The Bernoulli polynomials, (where ), are deﬁned by and, for ,
- Show that , where is a constant (which you need not evaluate).
- Show that, for , .
- Show, by induction or otherwise, that
- Hence show that
and deduce that .
The Swiss family Bernoulli included no fewer than eight mathematicians who were counted amongst the leading scholars of their day. They made major contributions to all branches of mathematics, especially differential calculus. There was great rivalry between some members of the family; between brothers Jakob (1654–1705) and Johann (1667–1748), in particular.
Johann once published an important result in the form of a Latin anagram, in order to retain the priority of discovery without giving the game away to his brother. The anagram was: , , , , , , , , , , , , , , , , , , , , , , , –, , , , , , . The notation means that his important result contained, for instance, the letter 24 times either in text or in equations. After waiting for a year for someone to solve it, Bernoulli weakened and published the solution himself. If you are trying to solve the anagram yourself, you might like to know that it is about the Riccati equation , which can be solved (very cunningly, as it turns out) when is of the form for any positive integer . (Newton also published some work in the form of anagrams, during his conﬂict with Leibniz).
The polynomials described above were discovered by Jakob Bernoulli. They are deﬁned recursively; that is to say, the zeroth polynomial is given an explicit value, and the th is determined from the th. Here, has to be integrated to obtain , which means that is a polynomial of degree . The constant of integration is determined by the condition (2), so is uniquely determined. We have to do this explicitly for part (i).
Solution to problem 46
(i) First we ﬁnd by integrating , using equation (1): , where is a constant. We ﬁnd by applying the condition , which gives . Next we ﬁnd by similar means, giving , and similarly and is as given.
using property (2) with replaced by .
(iii) First the easy bit of the induction proof. For , we have , so
so the formula holds.
Now suppose that it holds for :
which we hope will also equal zero.
The only helpful thing we know about Bernoulli polynomials involves the derivatives. Therefore, let us see what happens when we differentiate the expression (5):
Now using (1) gives
Note that we have used the chain rule to differentiate with respect to rather than with respect to . Note also that there is a pleasing overall factor of , which suggests that we are on the right track. In fact, taking out this factor gives exactly the left hand side of equation (4), which is zero.
We must show that . Setting gives , which implies that by part (ii).

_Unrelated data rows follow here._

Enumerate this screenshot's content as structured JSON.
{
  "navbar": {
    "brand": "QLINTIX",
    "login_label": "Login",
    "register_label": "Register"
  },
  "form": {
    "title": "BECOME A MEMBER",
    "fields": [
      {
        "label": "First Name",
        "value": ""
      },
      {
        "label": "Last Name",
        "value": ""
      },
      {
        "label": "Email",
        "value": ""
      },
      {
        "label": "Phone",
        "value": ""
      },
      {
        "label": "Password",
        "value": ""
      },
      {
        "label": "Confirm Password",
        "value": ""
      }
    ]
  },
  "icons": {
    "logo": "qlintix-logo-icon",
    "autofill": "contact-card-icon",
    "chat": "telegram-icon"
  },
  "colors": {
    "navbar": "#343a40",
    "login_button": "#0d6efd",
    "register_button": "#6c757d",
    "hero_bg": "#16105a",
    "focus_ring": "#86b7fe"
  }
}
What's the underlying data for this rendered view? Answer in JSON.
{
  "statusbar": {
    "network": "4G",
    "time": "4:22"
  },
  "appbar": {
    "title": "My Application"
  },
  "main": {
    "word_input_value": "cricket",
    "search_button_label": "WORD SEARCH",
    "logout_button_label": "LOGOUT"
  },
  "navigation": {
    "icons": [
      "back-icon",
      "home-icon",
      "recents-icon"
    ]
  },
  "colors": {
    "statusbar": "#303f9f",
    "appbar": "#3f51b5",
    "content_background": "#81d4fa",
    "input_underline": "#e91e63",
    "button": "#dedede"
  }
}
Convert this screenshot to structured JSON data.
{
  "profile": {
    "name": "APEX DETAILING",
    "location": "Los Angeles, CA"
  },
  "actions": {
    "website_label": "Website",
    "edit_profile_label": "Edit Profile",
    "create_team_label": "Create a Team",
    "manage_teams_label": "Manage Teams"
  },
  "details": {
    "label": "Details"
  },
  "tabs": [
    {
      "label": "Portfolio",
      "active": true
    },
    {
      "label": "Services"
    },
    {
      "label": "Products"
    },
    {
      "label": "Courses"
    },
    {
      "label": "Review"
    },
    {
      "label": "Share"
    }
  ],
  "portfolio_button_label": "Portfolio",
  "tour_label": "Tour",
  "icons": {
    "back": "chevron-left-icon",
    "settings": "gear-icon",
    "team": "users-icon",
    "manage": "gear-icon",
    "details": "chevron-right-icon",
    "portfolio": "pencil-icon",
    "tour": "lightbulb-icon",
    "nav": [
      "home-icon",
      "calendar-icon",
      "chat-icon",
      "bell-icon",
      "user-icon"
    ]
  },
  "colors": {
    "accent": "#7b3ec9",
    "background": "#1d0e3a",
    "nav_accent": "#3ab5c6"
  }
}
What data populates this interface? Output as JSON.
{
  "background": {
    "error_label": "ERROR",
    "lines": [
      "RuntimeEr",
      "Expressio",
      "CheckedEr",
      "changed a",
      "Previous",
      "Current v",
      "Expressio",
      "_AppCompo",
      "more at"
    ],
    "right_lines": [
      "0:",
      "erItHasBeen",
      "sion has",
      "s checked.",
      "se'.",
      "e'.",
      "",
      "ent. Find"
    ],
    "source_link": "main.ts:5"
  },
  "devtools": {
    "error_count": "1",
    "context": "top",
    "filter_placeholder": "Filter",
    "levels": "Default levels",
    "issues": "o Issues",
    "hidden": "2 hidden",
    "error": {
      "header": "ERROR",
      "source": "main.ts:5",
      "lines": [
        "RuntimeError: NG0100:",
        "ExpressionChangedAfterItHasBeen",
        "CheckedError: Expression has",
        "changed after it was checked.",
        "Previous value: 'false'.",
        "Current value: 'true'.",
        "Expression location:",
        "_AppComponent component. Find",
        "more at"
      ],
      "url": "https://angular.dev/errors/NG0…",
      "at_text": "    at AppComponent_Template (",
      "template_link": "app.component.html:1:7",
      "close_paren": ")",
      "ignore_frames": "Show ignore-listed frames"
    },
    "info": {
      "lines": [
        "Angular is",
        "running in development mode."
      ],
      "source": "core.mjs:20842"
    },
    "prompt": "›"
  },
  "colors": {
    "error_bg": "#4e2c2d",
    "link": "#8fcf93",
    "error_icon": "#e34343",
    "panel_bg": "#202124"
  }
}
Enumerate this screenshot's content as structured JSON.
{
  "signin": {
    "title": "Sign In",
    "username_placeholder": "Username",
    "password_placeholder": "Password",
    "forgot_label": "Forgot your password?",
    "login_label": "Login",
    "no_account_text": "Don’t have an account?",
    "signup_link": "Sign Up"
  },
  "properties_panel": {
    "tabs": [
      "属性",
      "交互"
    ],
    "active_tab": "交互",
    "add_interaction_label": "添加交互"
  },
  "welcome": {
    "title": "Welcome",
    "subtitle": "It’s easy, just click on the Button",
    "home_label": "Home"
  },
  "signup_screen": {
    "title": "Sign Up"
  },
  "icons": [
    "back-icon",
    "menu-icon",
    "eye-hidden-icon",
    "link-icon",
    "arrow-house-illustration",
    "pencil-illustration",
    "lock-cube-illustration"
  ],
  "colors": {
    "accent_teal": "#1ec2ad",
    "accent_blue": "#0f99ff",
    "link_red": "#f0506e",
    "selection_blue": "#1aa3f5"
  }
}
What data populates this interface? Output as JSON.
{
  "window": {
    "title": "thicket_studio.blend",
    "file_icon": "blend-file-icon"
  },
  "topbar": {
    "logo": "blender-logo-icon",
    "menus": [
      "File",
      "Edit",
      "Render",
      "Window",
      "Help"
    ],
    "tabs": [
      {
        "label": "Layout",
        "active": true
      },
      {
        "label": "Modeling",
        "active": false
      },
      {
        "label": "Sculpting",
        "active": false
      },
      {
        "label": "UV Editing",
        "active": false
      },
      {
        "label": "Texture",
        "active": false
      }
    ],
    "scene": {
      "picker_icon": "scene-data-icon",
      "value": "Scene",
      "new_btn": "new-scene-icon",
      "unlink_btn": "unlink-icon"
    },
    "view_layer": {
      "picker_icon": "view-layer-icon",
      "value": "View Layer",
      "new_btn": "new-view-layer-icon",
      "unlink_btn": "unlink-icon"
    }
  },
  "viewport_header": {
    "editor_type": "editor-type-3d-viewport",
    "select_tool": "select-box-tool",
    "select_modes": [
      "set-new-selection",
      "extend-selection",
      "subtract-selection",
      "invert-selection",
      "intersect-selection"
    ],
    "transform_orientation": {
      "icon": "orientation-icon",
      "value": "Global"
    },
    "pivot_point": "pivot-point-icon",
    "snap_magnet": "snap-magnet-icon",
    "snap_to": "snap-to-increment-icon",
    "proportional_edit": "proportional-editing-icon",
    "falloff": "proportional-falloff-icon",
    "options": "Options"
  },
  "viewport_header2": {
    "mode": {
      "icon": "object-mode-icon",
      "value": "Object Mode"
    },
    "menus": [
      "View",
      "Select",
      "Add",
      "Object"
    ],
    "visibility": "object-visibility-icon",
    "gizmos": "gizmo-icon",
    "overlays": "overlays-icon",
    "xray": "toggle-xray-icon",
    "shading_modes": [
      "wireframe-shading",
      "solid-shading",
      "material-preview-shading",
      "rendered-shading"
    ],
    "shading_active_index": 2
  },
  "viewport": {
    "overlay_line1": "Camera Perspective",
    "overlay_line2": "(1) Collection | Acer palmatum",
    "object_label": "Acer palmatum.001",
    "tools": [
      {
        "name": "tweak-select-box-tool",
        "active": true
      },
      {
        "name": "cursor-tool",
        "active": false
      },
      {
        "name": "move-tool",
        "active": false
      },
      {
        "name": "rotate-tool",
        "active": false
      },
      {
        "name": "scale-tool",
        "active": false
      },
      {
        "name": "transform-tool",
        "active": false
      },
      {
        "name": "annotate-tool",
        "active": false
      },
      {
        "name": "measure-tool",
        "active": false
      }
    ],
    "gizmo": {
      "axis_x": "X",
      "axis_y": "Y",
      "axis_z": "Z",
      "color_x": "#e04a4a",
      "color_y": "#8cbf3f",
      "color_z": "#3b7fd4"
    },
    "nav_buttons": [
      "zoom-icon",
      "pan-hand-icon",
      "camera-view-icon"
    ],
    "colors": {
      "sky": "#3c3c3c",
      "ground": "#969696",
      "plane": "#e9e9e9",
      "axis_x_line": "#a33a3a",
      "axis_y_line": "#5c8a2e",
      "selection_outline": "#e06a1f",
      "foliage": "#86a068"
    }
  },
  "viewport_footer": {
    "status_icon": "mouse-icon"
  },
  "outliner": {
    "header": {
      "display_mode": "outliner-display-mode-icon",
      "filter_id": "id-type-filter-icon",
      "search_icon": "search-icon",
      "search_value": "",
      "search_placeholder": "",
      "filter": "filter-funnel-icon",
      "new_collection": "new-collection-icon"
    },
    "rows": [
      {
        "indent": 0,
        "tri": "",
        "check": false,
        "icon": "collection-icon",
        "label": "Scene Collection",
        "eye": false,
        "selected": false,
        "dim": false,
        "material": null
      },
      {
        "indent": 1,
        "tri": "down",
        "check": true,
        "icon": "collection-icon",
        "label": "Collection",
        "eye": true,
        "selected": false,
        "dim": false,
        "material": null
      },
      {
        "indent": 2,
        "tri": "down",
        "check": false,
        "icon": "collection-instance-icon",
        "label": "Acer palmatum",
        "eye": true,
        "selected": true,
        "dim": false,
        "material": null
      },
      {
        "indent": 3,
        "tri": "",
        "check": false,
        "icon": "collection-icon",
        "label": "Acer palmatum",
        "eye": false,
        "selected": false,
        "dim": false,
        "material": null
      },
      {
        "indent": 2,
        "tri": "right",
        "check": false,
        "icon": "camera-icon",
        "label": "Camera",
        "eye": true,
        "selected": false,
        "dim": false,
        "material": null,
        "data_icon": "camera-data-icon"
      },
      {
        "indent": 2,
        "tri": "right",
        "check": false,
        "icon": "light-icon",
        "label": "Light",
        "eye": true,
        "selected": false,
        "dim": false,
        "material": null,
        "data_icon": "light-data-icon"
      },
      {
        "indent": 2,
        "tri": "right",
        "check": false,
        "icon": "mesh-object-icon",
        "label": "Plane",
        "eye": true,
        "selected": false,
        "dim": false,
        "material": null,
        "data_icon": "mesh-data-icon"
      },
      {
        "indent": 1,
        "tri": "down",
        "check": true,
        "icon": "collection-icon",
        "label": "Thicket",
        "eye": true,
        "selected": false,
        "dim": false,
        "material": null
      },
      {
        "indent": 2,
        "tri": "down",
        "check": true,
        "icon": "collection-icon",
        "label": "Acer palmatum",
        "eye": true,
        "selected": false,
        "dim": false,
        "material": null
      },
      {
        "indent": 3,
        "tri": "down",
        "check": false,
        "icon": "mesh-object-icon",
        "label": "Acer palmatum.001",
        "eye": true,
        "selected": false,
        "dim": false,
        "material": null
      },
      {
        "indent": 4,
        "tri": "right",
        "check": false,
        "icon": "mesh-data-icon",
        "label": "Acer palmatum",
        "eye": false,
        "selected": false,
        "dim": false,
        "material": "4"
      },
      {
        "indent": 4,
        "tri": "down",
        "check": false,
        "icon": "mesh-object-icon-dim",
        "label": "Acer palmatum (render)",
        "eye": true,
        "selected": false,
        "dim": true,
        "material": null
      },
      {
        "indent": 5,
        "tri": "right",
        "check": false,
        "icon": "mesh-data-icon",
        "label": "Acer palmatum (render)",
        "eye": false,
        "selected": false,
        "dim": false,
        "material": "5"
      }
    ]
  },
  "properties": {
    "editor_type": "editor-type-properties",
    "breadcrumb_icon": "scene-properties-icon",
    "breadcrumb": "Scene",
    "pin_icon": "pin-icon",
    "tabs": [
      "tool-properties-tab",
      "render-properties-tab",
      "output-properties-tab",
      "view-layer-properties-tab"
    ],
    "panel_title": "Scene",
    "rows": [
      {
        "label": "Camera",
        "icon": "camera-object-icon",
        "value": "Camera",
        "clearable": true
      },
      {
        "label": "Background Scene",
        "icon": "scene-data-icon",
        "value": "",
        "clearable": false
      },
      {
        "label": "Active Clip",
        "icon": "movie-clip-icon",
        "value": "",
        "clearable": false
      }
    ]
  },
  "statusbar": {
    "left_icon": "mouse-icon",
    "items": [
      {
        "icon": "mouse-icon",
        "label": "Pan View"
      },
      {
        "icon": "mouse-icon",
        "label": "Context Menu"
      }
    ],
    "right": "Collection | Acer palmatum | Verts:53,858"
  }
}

(iv) Summing (3) from to gives the ﬁrst of these results immediately because nearly all the terms cancel in pairs. The evaluation of the sum follows by calculating from the result given in part (i).